**** RECORDS TO PROCESS ****
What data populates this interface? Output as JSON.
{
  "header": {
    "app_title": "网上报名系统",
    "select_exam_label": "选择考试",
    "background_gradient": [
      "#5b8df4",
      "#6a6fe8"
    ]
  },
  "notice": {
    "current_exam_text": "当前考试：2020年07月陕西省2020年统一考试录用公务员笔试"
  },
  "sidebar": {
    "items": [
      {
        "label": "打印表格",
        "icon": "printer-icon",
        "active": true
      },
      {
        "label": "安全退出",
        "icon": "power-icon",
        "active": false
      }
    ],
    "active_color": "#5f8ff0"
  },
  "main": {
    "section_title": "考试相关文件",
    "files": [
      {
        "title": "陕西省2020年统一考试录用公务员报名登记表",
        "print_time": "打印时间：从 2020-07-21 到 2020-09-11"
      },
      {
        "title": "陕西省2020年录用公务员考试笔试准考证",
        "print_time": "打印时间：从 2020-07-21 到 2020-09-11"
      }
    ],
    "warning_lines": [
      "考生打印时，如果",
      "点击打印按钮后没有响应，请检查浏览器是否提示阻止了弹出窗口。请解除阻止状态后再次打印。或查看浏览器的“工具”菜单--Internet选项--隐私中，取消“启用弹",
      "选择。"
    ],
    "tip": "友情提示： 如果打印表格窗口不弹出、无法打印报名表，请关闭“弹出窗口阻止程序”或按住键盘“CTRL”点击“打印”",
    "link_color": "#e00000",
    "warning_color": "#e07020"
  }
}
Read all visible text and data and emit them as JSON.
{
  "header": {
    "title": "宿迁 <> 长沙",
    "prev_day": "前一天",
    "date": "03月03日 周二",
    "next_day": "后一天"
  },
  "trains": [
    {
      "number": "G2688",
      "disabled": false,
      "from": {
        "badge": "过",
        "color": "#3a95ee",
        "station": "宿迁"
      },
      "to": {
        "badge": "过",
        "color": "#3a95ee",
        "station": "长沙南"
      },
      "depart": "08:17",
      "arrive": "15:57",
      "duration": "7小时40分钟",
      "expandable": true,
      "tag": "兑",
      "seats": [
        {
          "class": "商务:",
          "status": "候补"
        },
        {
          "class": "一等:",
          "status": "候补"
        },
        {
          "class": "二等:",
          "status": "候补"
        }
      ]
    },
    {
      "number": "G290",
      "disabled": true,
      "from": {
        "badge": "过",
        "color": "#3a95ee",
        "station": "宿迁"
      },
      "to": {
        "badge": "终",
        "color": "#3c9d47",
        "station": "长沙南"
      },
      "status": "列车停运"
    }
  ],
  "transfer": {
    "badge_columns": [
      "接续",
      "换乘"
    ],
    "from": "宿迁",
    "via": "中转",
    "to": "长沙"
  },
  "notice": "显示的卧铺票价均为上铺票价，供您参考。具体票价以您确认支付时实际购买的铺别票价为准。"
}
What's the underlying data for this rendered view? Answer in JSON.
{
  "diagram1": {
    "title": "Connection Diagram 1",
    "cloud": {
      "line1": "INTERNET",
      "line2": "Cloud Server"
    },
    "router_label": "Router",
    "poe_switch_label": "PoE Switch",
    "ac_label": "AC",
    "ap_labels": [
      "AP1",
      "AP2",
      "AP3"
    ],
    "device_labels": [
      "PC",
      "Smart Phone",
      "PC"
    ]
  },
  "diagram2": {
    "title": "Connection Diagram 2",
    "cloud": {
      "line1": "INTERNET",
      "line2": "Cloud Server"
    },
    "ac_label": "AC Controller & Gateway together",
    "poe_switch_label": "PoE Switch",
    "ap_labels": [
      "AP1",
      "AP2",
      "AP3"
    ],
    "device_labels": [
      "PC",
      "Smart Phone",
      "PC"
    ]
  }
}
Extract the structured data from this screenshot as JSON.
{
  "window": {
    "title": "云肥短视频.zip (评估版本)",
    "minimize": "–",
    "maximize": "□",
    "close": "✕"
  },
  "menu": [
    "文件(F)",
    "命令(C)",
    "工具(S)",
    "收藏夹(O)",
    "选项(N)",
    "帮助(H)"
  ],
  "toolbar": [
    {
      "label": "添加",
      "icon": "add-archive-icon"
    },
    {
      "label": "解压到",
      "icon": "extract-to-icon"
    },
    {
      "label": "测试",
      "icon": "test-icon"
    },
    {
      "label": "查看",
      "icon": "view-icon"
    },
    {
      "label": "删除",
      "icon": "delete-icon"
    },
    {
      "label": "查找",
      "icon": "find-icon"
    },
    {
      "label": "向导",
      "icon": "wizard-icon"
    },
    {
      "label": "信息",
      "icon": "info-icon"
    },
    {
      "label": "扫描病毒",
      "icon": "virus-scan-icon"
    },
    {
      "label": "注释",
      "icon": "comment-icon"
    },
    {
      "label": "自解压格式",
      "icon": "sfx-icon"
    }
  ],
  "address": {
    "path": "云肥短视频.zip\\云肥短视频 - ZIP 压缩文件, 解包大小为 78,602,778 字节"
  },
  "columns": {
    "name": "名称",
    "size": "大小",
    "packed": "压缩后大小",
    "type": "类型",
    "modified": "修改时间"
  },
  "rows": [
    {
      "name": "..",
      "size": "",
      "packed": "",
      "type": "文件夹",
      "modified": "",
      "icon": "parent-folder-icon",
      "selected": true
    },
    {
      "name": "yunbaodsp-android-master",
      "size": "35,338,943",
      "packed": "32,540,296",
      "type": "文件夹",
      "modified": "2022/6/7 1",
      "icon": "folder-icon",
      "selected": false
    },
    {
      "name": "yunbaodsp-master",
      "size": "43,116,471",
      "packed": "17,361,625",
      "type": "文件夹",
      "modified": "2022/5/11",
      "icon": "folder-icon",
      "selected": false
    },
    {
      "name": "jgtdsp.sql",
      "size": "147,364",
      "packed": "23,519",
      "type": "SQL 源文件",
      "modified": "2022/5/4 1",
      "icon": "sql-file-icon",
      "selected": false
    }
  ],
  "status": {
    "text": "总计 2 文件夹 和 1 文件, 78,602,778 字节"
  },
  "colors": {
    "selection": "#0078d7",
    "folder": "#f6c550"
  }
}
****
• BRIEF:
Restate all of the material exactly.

• TASK SOLUTION:
What data populates this interface? Output as JSON.
{
  "header": {
    "app_title": "网上报名系统",
    "select_exam_label": "选择考试",
    "background_gradient": [
      "#5b8df4",
      "#6a6fe8"
    ]
  },
  "notice": {
    "current_exam_text": "当前考试：2020年07月陕西省2020年统一考试录用公务员笔试"
  },
  "sidebar": {
    "items": [
      {
        "label": "打印表格",
        "icon": "printer-icon",
        "active": true
      },
      {
        "label": "安全退出",
        "icon": "power-icon",
        "active": false
      }
    ],
    "active_color": "#5f8ff0"
  },
  "main": {
    "section_title": "考试相关文件",
    "files": [
      {
        "title": "陕西省2020年统一考试录用公务员报名登记表",
        "print_time": "打印时间：从 2020-07-21 到 2020-09-11"
      },
      {
        "title": "陕西省2020年录用公务员考试笔试准考证",
        "print_time": "打印时间：从 2020-07-21 到 2020-09-11"
      }
    ],
    "warning_lines": [
      "考生打印时，如果",
      "点击打印按钮后没有响应，请检查浏览器是否提示阻止了弹出窗口。请解除阻止状态后再次打印。或查看浏览器的“工具”菜单--Internet选项--隐私中，取消“启用弹",
      "选择。"
    ],
    "tip": "友情提示： 如果打印表格窗口不弹出、无法打印报名表，请关闭“弹出窗口阻止程序”或按住键盘“CTRL”点击“打印”",
    "link_color": "#e00000",
    "warning_color": "#e07020"
  }
}
Read all visible text and data and emit them as JSON.
{
  "header": {
    "title": "宿迁 <> 长沙",
    "prev_day": "前一天",
    "date": "03月03日 周二",
    "next_day": "后一天"
  },
  "trains": [
    {
      "number": "G2688",
      "disabled": false,
      "from": {
        "badge": "过",
        "color": "#3a95ee",
        "station": "宿迁"
      },
      "to": {
        "badge": "过",
        "color": "#3a95ee",
        "station": "长沙南"
      },
      "depart": "08:17",
      "arrive": "15:57",
      "duration": "7小时40分钟",
      "expandable": true,
      "tag": "兑",
      "seats": [
        {
          "class": "商务:",
          "status": "候补"
        },
        {
          "class": "一等:",
          "status": "候补"
        },
        {
          "class": "二等:",
          "status": "候补"
        }
      ]
    },
    {
      "number": "G290",
      "disabled": true,
      "from": {
        "badge": "过",
        "color": "#3a95ee",
        "station": "宿迁"
      },
      "to": {
        "badge": "终",
        "color": "#3c9d47",
        "station": "长沙南"
      },
      "status": "列车停运"
    }
  ],
  "transfer": {
    "badge_columns": [
      "接续",
      "换乘"
    ],
    "from": "宿迁",
    "via": "中转",
    "to": "长沙"
  },
  "notice": "显示的卧铺票价均为上铺票价，供您参考。具体票价以您确认支付时实际购买的铺别票价为准。"
}
What's the underlying data for this rendered view? Answer in JSON.
{
  "diagram1": {
    "title": "Connection Diagram 1",
    "cloud": {
      "line1": "INTERNET",
      "line2": "Cloud Server"
    },
    "router_label": "Router",
    "poe_switch_label": "PoE Switch",
    "ac_label": "AC",
    "ap_labels": [
      "AP1",
      "AP2",
      "AP3"
    ],
    "device_labels": [
      "PC",
      "Smart Phone",
      "PC"
    ]
  },
  "diagram2": {
    "title": "Connection Diagram 2",
    "cloud": {
      "line1": "INTERNET",
      "line2": "Cloud Server"
    },
    "ac_label": "AC Controller & Gateway together",
    "poe_switch_label": "PoE Switch",
    "ap_labels": [
      "AP1",
      "AP2",
      "AP3"
    ],
    "device_labels": [
      "PC",
      "Smart Phone",
      "PC"
    ]
  }
}
Extract the structured data from this screenshot as JSON.
{
  "window": {
    "title": "云肥短视频.zip (评估版本)",
    "minimize": "–",
    "maximize": "□",
    "close": "✕"
  },
  "menu": [
    "文件(F)",
    "命令(C)",
    "工具(S)",
    "收藏夹(O)",
    "选项(N)",
    "帮助(H)"
  ],
  "toolbar": [
    {
      "label": "添加",
      "icon": "add-archive-icon"
    },
    {
      "label": "解压到",
      "icon": "extract-to-icon"
    },
    {
      "label": "测试",
      "icon": "test-icon"
    },
    {
      "label": "查看",
      "icon": "view-icon"
    },
    {
      "label": "删除",
      "icon": "delete-icon"
    },
    {
      "label": "查找",
      "icon": "find-icon"
    },
    {
      "label": "向导",
      "icon": "wizard-icon"
    },
    {
      "label": "信息",
      "icon": "info-icon"
    },
    {
      "label": "扫描病毒",
      "icon": "virus-scan-icon"
    },
    {
      "label": "注释",
      "icon": "comment-icon"
    },
    {
      "label": "自解压格式",
      "icon": "sfx-icon"
    }
  ],
  "address": {
    "path": "云肥短视频.zip\\云肥短视频 - ZIP 压缩文件, 解包大小为 78,602,778 字节"
  },
  "columns": {
    "name": "名称",
    "size": "大小",
    "packed": "压缩后大小",
    "type": "类型",
    "modified": "修改时间"
  },
  "rows": [
    {
      "name": "..",
      "size": "",
      "packed": "",
      "type": "文件夹",
      "modified": "",
      "icon": "parent-folder-icon",
      "selected": true
    },
    {
      "name": "yunbaodsp-android-master",
      "size": "35,338,943",
      "packed": "32,540,296",
      "type": "文件夹",
      "modified": "2022/6/7 1",
      "icon": "folder-icon",
      "selected": false
    },
    {
      "name": "yunbaodsp-master",
      "size": "43,116,471",
      "packed": "17,361,625",
      "type": "文件夹",
      "modified": "2022/5/11",
      "icon": "folder-icon",
      "selected": false
    },
    {
      "name": "jgtdsp.sql",
      "size": "147,364",
      "packed": "23,519",
      "type": "SQL 源文件",
      "modified": "2022/5/4 1",
      "icon": "sql-file-icon",
      "selected": false
    }
  ],
  "status": {
    "text": "总计 2 文件夹 和 1 文件, 78,602,778 字节"
  },
  "colors": {
    "selection": "#0078d7",
    "folder": "#f6c550"
  }
}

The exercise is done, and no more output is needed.